Sixteen-year-old Shaheed Davis has only been in Western North Carolina for six months, but he’s enjoyed participating in My Daddy Taught Me That. One of his favorite sessions included a talk given by Asheville’s mayor, Terry Bellamy, who told the boys that they could be anything they put their minds to. Shaheed liked her suggestion to write their dreams on a piece of paper and look at them every day. About Keynon, Shaheed says, “He does a good job teaching us about being a good man and growing up. I look up to him; he’s a good person.”


Keynon is constantly looking for trends that influence youths in America today. Keynon says a recent study showed that 80% of high school graduates in New York State have no basic skills in reading, writing, and math. He says people are inclined to blame the teachers, but he believes the fault lies in our government. Our government spends $40-80,000 a year per person on prison systems, but only $8,000 a year on education. Keynon says he was always taught, “Where the heart is, is where the person will be.” He says we must stop taking the funding away from our educational system.


Keynon is grateful for the support received, from Robin Lake, his mother; his friends Ralph Roberts and author William Forstchen; and Candy Kilgore, who designed his website; Mr. and Mrs. Procter of the non-profit Take a Village; and his colleagues at the Buncombe County Department of Social Services. He says that, above all, he strives to live as a man of God, as did his father, and Keynon gives Christ the credit for all his accomplishments.


To spread the word about My Daddy Taught Me That, Keynon recently started a radio talk show to shine light on topics concerning young adults. The Keynon Lake Show runs on SIBN Radio. More information can be found on the show’s Facebook page and on the My Daddy Taught Me That website.

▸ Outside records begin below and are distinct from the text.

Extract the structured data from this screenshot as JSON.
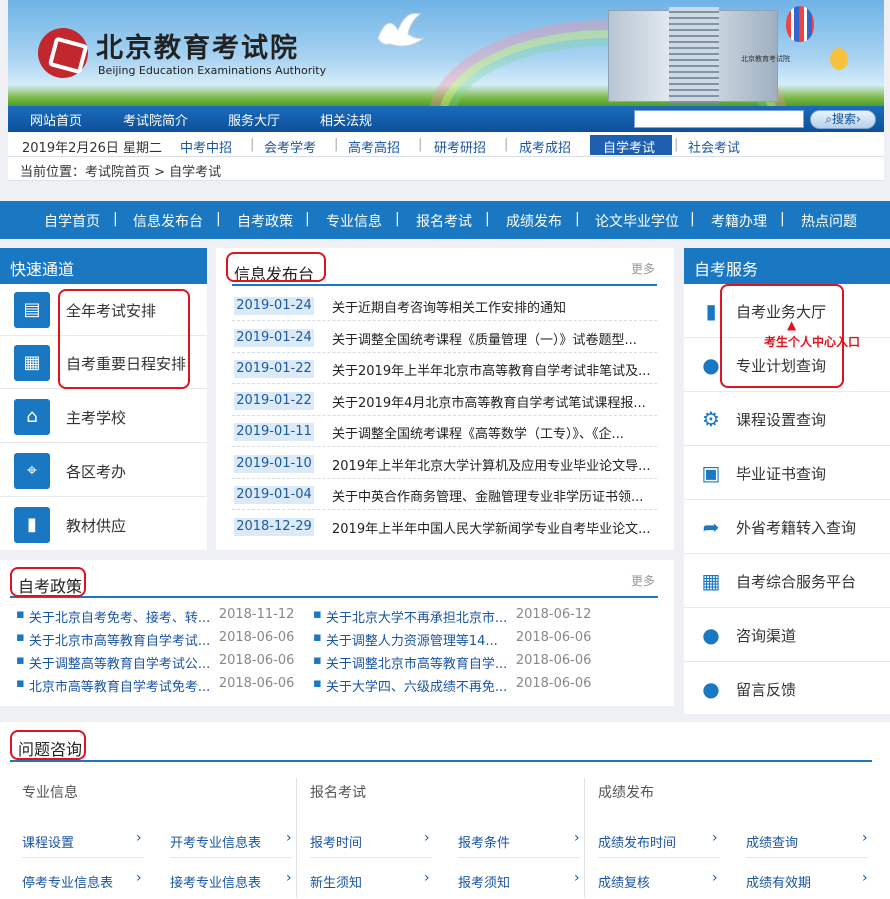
{
  "header": {
    "logo_cn": "北京教育考试院",
    "logo_en": "Beijing Education Examinations Authority",
    "building_sign": "北京教育考试院"
  },
  "topnav": [
    "网站首页",
    "考试院简介",
    "服务大厅",
    "相关法规"
  ],
  "search": {
    "button": "搜索"
  },
  "subnav": {
    "date": "2019年2月26日  星期二",
    "items": [
      "中考中招",
      "会考学考",
      "高考高招",
      "研考研招",
      "成考成招",
      "自学考试",
      "社会考试"
    ],
    "active": "自学考试"
  },
  "breadcrumb": "当前位置：考试院首页 > 自学考试",
  "mainnav": [
    "自学首页",
    "信息发布台",
    "自考政策",
    "专业信息",
    "报名考试",
    "成绩发布",
    "论文毕业学位",
    "考籍办理",
    "热点问题"
  ],
  "quick": {
    "title": "快速通道",
    "items": [
      {
        "label": "全年考试安排",
        "icon": "document-icon"
      },
      {
        "label": "自考重要日程安排",
        "icon": "calendar-icon"
      },
      {
        "label": "主考学校",
        "icon": "school-icon"
      },
      {
        "label": "各区考办",
        "icon": "location-icon"
      },
      {
        "label": "教材供应",
        "icon": "book-icon"
      }
    ]
  },
  "info": {
    "title": "信息发布台",
    "more": "更多",
    "items": [
      {
        "date": "2019-01-24",
        "title": "关于近期自考咨询等相关工作安排的通知"
      },
      {
        "date": "2019-01-24",
        "title": "关于调整全国统考课程《质量管理（一）》试卷题型..."
      },
      {
        "date": "2019-01-22",
        "title": "关于2019年上半年北京市高等教育自学考试非笔试及..."
      },
      {
        "date": "2019-01-22",
        "title": "关于2019年4月北京市高等教育自学考试笔试课程报..."
      },
      {
        "date": "2019-01-11",
        "title": "关于调整全国统考课程《高等数学（工专）》、《企..."
      },
      {
        "date": "2019-01-10",
        "title": "2019年上半年北京大学计算机及应用专业毕业论文导..."
      },
      {
        "date": "2019-01-04",
        "title": "关于中英合作商务管理、金融管理专业非学历证书领..."
      },
      {
        "date": "2018-12-29",
        "title": "2019年上半年中国人民大学新闻学专业自考毕业论文..."
      }
    ]
  },
  "service": {
    "title": "自考服务",
    "annotation": "考生个人中心入口",
    "items": [
      {
        "label": "自考业务大厅",
        "icon": "building-icon"
      },
      {
        "label": "专业计划查询",
        "icon": "magnifier-icon"
      },
      {
        "label": "课程设置查询",
        "icon": "gear-icon"
      },
      {
        "label": "毕业证书查询",
        "icon": "id-card-icon"
      },
      {
        "label": "外省考籍转入查询",
        "icon": "arrow-transfer-icon"
      },
      {
        "label": "自考综合服务平台",
        "icon": "grid-icon"
      },
      {
        "label": "咨询渠道",
        "icon": "person-icon"
      },
      {
        "label": "留言反馈",
        "icon": "chat-icon"
      }
    ]
  },
  "policy": {
    "title": "自考政策",
    "more": "更多",
    "items": [
      {
        "title": "关于北京自考免考、接考、转...",
        "date": "2018-11-12"
      },
      {
        "title": "关于北京大学不再承担北京市...",
        "date": "2018-06-12"
      },
      {
        "title": "关于北京市高等教育自学考试...",
        "date": "2018-06-06"
      },
      {
        "title": "关于调整人力资源管理等14...",
        "date": "2018-06-06"
      },
      {
        "title": "关于调整高等教育自学考试公...",
        "date": "2018-06-06"
      },
      {
        "title": "关于调整北京市高等教育自学...",
        "date": "2018-06-06"
      },
      {
        "title": "北京市高等教育自学考试免考...",
        "date": "2018-06-06"
      },
      {
        "title": "关于大学四、六级成绩不再免...",
        "date": "2018-06-06"
      }
    ]
  },
  "qa": {
    "title": "问题咨询",
    "columns": [
      {
        "head": "专业信息",
        "links": [
          "课程设置",
          "开考专业信息表",
          "停考专业信息表",
          "接考专业信息表"
        ]
      },
      {
        "head": "报名考试",
        "links": [
          "报考时间",
          "报考条件",
          "新生须知",
          "报考须知"
        ]
      },
      {
        "head": "成绩发布",
        "links": [
          "成绩发布时间",
          "成绩查询",
          "成绩复核",
          "成绩有效期"
        ]
      }
    ]
  }
}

Beth-1Beth Browne is a determined writer, reluctant farmer, delighted mother of two and addicted to sailing. She loves to read almost as much as she loves to eat and thinks her job at The Main Street Rag Publishing Company is very fun. Occasionally, she indulges in a spot of knitting but she practices yoga every single day. When she was five, she starred in the school play as The Ugly Duckling, even though she would have much preferred to have a lesser role as a Beautiful Swan. When she has time, she enjoys sharing her journey at: Email her at

Sandi Tomlin-Sutker
Written by Sandi Tomlin-Sutker